I last posted in April – freakin’ April!
Since then I attended AdAstra 2016 and Limestone Genre Expo 2016, travelled on another Disney cruise, enjoyed a visit with the in-laws, and didn’t enjoy a failed camping trip. Now I look forward to Torran’s upcoming (joyful) return to school.
Grade 3. The Big One.
I’m nervous, even though my wee man proved himself capable of keeping up with Grade 2. Why nervous? His neurodevelopmental doctor told us that Grade 3 is the pivotal learning year. Torran is a great reader, which is a good head start. Kids who don’t know how to read have a harder time reading to learn (the “Matthew Effect in reading”).
He learns from what he reads, however, reading gets Torran into trouble.
Mr. T has a great deal of echolalia (quite simply verbal regurgitation), especially when it comes to phraseology and figures of speech. We try to teach him common idioms, with little ground gained. At least he understands that people sometimes say one thing but mean something else, and isn’t afraid of asking us if we’re joking or being serious.

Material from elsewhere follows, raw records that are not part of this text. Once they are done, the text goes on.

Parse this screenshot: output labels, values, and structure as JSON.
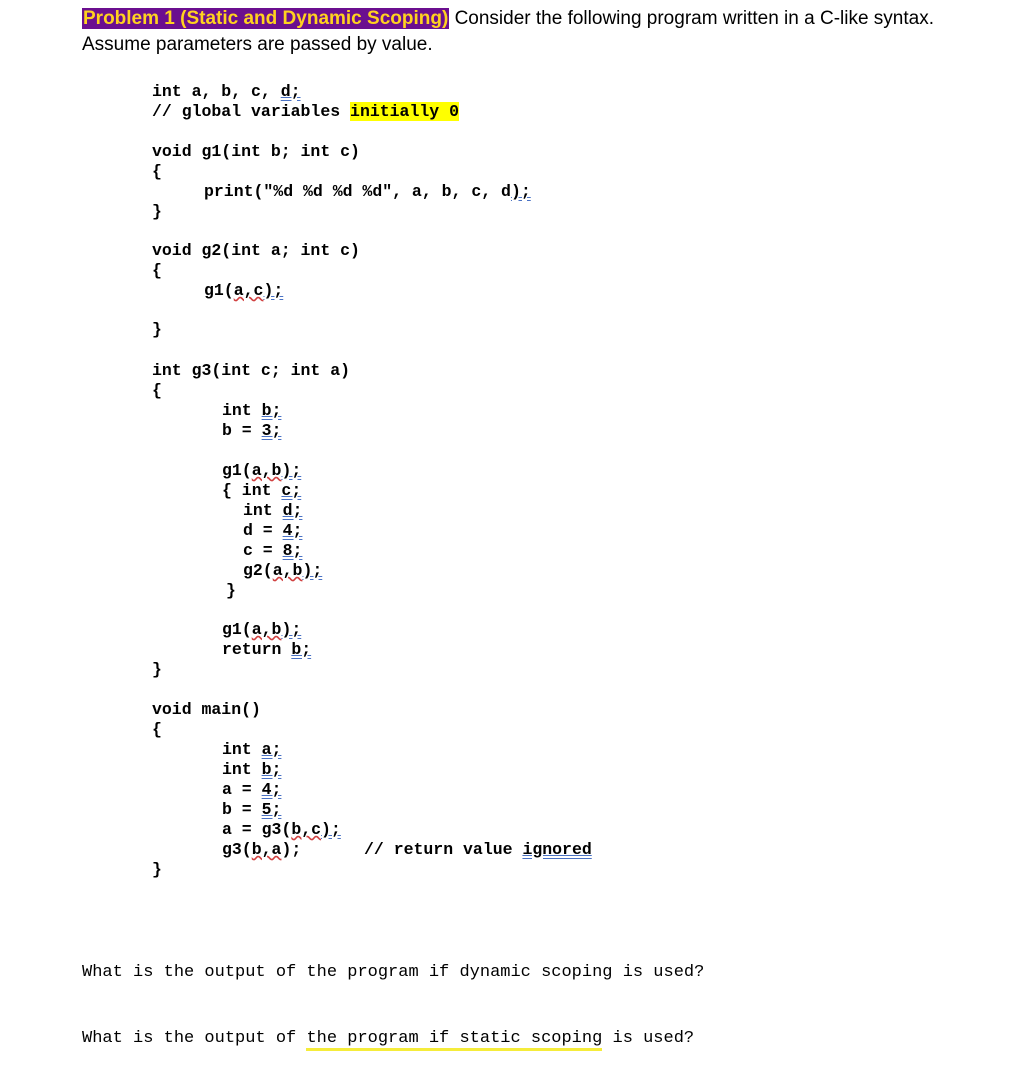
{
  "header": {
    "title": "Problem 1 (Static and Dynamic Scoping)",
    "intro_rest": " Consider the following program written in a C-like syntax.",
    "intro_line2": "Assume parameters are passed by value."
  },
  "code": {
    "globals": {
      "decl": "int a, b, c, ",
      "decl_tail": "d;",
      "comment": "// global variables ",
      "comment_hl": "initially 0"
    },
    "g1": {
      "sig": "void g1(int b; int c)",
      "open": "{",
      "body_a": "print(\"%d %d %d %d\", a, b, c, d",
      "body_b": ");",
      "close": "}"
    },
    "g2": {
      "sig": "void g2(int a; int c)",
      "open": "{",
      "body_a": "g1(",
      "body_args": "a,c",
      "body_b": ");",
      "close": "}"
    },
    "g3": {
      "sig": "int g3(int c; int a)",
      "open": "{",
      "l1": "int ",
      "l1u": "b;",
      "l2": "b = ",
      "l2u": "3;",
      "l3": "g1(",
      "l3args": "a,b",
      "l3u": ");",
      "l4": "{ int ",
      "l4u": "c;",
      "l5": "int ",
      "l5u": "d;",
      "l6": "d = ",
      "l6u": "4;",
      "l7": "c = ",
      "l7u": "8;",
      "l8": "g2(",
      "l8args": "a,b",
      "l8u": ");",
      "l9": "}",
      "l10": "g1(",
      "l10args": "a,b",
      "l10u": ");",
      "l11": "return ",
      "l11u": "b;",
      "close": "}"
    },
    "main": {
      "sig": "void main()",
      "open": "{",
      "l1": "int ",
      "l1u": "a;",
      "l2": "int ",
      "l2u": "b;",
      "l3": "a = ",
      "l3u": "4;",
      "l4": "b = ",
      "l4u": "5;",
      "l5": "a = g3(",
      "l5args": "b,c",
      "l5u": ");",
      "l6": "g3(",
      "l6args": "b,a",
      "l6b": ");",
      "l6comment": "// return value ",
      "l6comment_u": "ignored",
      "close": "}"
    }
  },
  "questions": {
    "q1": "What is the output of the program if dynamic scoping is used?",
    "q2_a": "What is the output of ",
    "q2_hl": "the program if static scoping",
    "q2_b": " is used?"
  },
  "colors": {
    "title_bg": "#6b0f8f",
    "title_fg": "#ffd21f",
    "highlight": "#ffff00"
  }
}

Thanks to Torran reading David Walliams’ books, I feel like we’ve been living with the comic, or at least a version of his adult humour. Some of these titles have less than desirable phrases like, “sod off,” and “shut your cake [hole].” Torran says them to us without understanding the insult. A teacher won’t take too kindly to being told to “stop being my stepmother” (or worse). Cute, but not cool for school.
I doubt he’ll tire of talking about penises, boobs, bottoms, or belly-buttons.
Third grade increases the application of abstract concepts to classroom academics. My son has a problem with non-concrete thinking. It isn’t unheard of for him to talk about “killing” someone as a means of making them stop talking (if he’s trying to watch a video, say).
Torran knows that when a person is dead, they aren’t able to speak. He misunderstands the abstract concept: that killing someone is morally wrong and illegal – a killer will be arrested, put on trial, and go to jail. If I say people who kill go to jail, he’s more concerned with the concrete. He inquires, “Will you call 911,” or “Are they going to shoot me?” Torran cannot grasp the non-tangible idea that we just can’t go around killing each other.
A new grade. A new teacher. A new process.
Grade 3 also introduces EQAO. Tests assess student performance and rank schools across the province. Ranking provides services for each of the schools, such as reading recovery. Given Torran’s various “things,” I don’t even know if he can sit through EQAO testing. The school provides support, but I’m not sure what this looks like.
However, I enjoy having more time to myself during the school day for my creative and freelance writing. The Queen’s Viper is a semi-finalist in the 2016 Kindle Book Awards. I’m eager to finish the next book in the series. I finished a stand-alone teen horror that needs pitching. I am a new member of The Ed Greenwood Group’s Sessorium of Creatives, with pending content in their Hellmaw, Stormtalons, and Winterknight Towers settings. I look forward to writing further contributions to Urban Mommies magazine.
You see, I need those school hours too!
September, time to step up!